Therefore, the production of some models might be stopped and as suggested by a report on BikeWale, Honda CB Unicorn 160 could be one of them. With Hornet 160R, X-Blade, and CB Unicorn 160, Honda has three bikes in the 160cc segment. While CB Unicorn 160 is the cheapest among the lot, its sales have been staggering lately and have not been up to Honda’s liking.
A few years ago Honda Unicorn was one among the famous bikes in the segment but the advent of feature laden bikes led to decline in its popularity. Not to mention that the brand’s own offerings such as CB Hornet and X-Blade led to some cannibalization of Unicorn’s sales. The taste of customers over these years has changed and as the youth gets more focused on looks and features, CB Unicorn sure does feel long in the tooth.
CB Unicorn was supposed to be an offering for such customers who wanted a commuter bike with a bump in power while maintaining a good mileage. The aforementioned report also states that the customer demand on dealerships for Unicorn has gone down drastically. Features and looks seem to be dominating the segment as of now, and CB Unicorn has neither.
As far as the mechanicals of Honda CB Unicorn are concerned, the bike gets a 162.71-cc unit. The output of this single cylinder engine is rated at 14.5 Bhp and 14.61 Nm. Honda offer its Honda Eco Technology with the said bike and the brand claims that this maximizes the mileage while enhancing the engine’s performance. The bike has a 5-speed transmission as standard.
Honda CB Unicorn’s sales too do not have a saving story to tell and in January 2019, the bike could sell only 4 measly units. Contrast this with the sales of 2,666 models of Unicorn sold in January 2018 and Honda’s decision starts making sense. While Honda has made no comment on the matter so far, moving this bike off the model line-up before the BS-VI norms kick in could be a sensible move for Honda. Because as mentioned in the article before, such low sales do not make Unicorn a viable bike to update as per the new emission norms.

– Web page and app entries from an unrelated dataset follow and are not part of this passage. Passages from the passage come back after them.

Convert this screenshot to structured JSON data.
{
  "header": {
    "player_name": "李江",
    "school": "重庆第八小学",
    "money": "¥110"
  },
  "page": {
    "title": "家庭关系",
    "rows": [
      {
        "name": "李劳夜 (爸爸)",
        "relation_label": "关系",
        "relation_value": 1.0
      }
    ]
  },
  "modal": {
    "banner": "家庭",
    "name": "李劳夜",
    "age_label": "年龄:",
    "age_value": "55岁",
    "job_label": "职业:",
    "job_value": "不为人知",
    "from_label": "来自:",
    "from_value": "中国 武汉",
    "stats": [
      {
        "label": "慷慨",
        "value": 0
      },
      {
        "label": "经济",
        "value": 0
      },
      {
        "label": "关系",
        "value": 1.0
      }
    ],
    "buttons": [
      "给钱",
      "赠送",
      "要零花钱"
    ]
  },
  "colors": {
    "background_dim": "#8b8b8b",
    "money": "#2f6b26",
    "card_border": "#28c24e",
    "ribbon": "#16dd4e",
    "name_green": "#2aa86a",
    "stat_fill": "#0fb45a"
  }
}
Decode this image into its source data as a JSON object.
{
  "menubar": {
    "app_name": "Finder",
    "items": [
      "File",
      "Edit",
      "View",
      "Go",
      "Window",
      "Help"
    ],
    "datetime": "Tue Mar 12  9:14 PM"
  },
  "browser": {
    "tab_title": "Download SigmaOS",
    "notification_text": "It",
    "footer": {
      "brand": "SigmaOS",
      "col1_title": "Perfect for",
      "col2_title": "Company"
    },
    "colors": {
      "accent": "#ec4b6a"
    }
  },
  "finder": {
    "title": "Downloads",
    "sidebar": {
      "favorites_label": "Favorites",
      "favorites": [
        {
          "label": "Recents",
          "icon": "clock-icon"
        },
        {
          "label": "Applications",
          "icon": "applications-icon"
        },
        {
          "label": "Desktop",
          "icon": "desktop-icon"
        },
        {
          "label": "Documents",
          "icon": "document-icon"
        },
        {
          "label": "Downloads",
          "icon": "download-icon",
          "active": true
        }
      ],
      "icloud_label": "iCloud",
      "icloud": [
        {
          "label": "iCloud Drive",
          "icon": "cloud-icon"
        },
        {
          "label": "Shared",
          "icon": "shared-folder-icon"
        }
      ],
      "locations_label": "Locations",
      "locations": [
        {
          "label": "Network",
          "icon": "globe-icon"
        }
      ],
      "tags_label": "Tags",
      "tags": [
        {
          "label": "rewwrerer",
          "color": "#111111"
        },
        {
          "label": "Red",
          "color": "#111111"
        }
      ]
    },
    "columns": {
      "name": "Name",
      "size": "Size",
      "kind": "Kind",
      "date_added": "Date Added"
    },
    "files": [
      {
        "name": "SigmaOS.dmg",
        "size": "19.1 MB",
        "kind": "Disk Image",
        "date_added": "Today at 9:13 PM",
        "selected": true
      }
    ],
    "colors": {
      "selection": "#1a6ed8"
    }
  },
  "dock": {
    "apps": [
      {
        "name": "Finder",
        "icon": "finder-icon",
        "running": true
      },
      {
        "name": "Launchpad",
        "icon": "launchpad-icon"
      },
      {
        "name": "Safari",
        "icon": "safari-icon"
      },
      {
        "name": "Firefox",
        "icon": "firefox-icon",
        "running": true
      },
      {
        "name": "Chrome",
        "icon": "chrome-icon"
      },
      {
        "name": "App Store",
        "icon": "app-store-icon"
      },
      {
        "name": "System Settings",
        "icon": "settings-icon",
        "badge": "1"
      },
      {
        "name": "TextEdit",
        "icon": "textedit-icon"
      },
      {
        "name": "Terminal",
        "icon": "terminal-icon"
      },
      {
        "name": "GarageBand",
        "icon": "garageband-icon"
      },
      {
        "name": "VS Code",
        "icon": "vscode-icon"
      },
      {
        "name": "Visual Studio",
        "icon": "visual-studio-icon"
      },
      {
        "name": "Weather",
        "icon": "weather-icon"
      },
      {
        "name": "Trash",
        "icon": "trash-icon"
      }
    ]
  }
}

The company also has a Unicorn 150 in the market and as compared to the more powerful CB Unicorn 160, this has been bringing in good sales numbers. Perhaps a price tag lower than the elder sibling makes Unicorn 150 a hit among the customers.